>>>

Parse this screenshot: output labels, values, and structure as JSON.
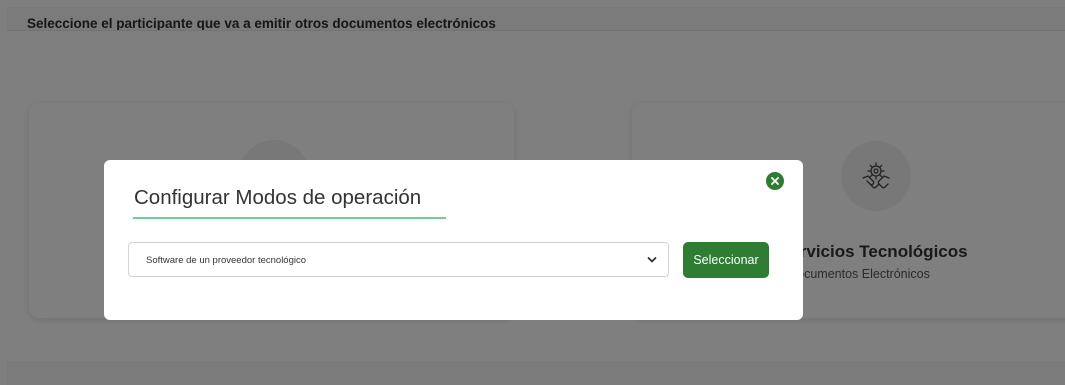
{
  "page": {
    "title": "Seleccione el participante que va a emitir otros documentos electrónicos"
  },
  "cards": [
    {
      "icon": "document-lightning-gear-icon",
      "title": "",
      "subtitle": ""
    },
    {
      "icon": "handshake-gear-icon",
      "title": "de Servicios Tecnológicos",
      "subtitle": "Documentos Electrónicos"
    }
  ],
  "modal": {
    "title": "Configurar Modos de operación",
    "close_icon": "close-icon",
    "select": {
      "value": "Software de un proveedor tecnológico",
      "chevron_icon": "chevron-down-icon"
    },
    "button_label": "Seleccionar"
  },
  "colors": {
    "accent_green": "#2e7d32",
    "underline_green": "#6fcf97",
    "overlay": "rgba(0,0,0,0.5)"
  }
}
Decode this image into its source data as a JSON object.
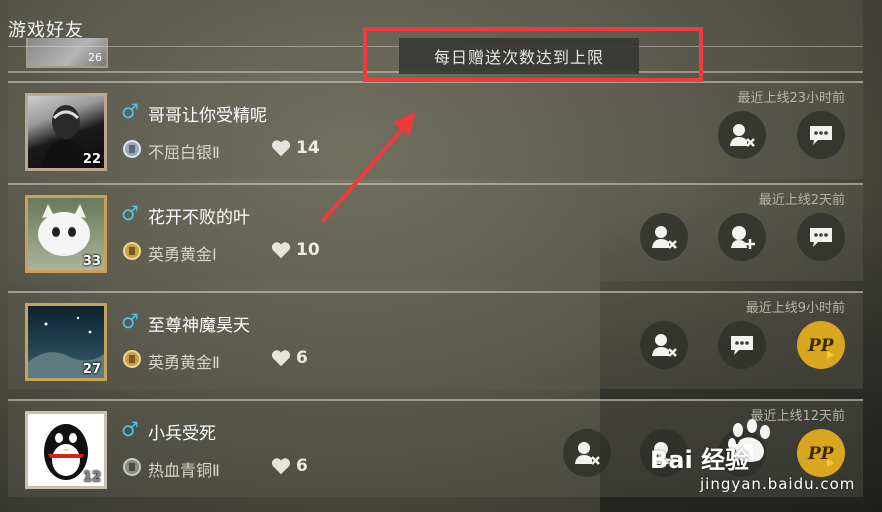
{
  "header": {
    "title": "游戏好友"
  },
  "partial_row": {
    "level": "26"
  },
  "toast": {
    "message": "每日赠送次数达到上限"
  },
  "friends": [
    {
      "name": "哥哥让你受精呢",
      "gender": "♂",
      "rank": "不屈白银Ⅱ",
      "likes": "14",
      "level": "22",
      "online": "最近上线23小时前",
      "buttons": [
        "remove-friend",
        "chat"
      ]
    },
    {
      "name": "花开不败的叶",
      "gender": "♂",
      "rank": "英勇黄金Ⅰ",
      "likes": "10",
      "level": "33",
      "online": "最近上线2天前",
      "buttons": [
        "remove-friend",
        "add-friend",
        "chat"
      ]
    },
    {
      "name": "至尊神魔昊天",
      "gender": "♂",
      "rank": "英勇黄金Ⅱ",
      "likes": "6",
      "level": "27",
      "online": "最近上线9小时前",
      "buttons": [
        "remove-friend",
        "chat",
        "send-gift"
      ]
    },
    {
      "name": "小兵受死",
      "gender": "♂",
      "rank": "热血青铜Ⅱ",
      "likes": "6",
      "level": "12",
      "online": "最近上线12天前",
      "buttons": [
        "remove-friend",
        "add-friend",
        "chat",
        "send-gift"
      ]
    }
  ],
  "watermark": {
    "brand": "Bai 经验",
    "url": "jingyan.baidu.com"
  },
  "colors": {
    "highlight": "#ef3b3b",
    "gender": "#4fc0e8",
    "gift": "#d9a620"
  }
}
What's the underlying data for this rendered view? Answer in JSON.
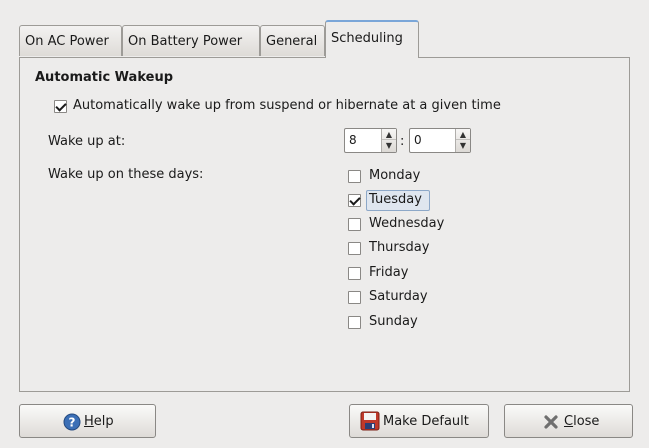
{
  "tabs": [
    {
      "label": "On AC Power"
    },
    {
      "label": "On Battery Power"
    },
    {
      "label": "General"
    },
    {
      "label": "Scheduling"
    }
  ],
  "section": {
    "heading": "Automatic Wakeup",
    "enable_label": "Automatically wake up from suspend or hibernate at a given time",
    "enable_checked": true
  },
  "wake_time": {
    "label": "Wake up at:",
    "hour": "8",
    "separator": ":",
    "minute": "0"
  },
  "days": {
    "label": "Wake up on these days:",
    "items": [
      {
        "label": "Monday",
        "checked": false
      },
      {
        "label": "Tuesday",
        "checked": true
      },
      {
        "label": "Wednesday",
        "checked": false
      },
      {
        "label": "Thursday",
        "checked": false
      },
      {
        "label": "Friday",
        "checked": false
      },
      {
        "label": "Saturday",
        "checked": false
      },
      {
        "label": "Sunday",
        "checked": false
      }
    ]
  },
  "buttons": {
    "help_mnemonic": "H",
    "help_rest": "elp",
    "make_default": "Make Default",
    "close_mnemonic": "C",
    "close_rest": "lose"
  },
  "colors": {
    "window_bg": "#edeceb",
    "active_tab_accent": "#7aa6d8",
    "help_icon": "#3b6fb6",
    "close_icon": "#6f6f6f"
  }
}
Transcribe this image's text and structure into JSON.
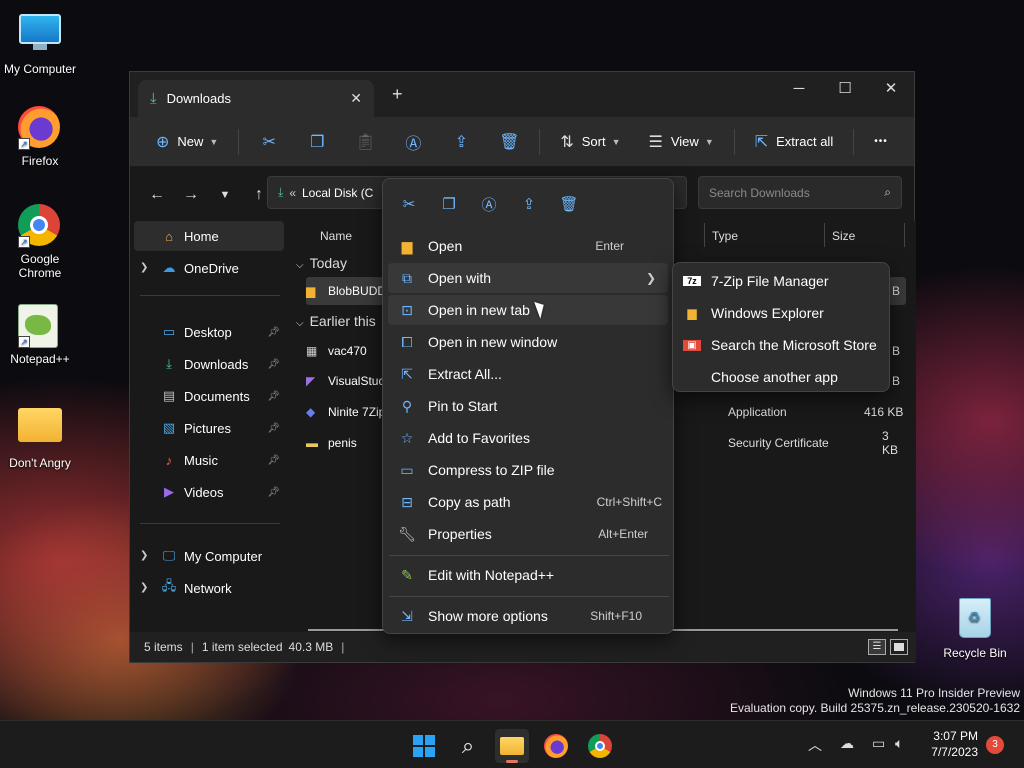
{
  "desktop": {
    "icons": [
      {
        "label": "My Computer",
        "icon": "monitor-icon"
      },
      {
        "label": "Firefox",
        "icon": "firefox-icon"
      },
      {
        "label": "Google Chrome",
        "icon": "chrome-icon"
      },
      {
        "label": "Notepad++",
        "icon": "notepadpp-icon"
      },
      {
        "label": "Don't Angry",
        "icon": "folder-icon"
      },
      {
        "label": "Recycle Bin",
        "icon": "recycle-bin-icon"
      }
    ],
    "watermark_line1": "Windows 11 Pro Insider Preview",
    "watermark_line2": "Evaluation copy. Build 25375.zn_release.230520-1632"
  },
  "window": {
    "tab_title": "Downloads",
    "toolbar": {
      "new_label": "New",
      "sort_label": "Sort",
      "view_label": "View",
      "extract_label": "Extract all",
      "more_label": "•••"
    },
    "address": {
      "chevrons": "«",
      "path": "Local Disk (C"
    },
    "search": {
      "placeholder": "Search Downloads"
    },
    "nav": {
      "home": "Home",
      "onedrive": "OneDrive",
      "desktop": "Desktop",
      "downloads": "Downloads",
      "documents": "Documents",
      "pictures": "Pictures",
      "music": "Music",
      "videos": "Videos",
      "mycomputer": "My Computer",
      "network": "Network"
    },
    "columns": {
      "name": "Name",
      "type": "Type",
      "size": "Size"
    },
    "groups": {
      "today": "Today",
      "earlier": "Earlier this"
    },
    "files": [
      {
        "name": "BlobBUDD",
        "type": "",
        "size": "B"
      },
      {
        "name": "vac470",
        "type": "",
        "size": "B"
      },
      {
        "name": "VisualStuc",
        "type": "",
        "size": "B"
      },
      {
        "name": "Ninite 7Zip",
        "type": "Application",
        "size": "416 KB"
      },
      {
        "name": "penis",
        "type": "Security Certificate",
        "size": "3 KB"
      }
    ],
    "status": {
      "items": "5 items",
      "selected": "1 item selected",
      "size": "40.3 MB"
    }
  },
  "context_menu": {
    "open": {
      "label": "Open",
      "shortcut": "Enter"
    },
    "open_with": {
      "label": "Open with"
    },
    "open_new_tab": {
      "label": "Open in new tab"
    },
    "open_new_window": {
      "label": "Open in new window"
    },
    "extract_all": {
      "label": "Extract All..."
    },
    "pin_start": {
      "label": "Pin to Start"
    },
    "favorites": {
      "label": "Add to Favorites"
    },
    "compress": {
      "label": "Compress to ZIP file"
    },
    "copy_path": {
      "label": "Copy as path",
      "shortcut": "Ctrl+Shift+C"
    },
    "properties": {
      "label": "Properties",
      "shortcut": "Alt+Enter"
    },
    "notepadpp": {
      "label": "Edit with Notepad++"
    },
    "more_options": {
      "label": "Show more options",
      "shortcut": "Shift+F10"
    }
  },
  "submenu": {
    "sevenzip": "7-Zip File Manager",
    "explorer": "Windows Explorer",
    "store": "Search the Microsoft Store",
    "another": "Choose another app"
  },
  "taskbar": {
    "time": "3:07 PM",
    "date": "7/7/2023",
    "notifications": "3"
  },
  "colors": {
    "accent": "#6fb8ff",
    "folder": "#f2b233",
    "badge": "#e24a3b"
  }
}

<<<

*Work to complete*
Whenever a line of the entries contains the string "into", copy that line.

*Response*
Decode this image into its source data as a JSON object.
Transcribe this image's text and structure into JSON.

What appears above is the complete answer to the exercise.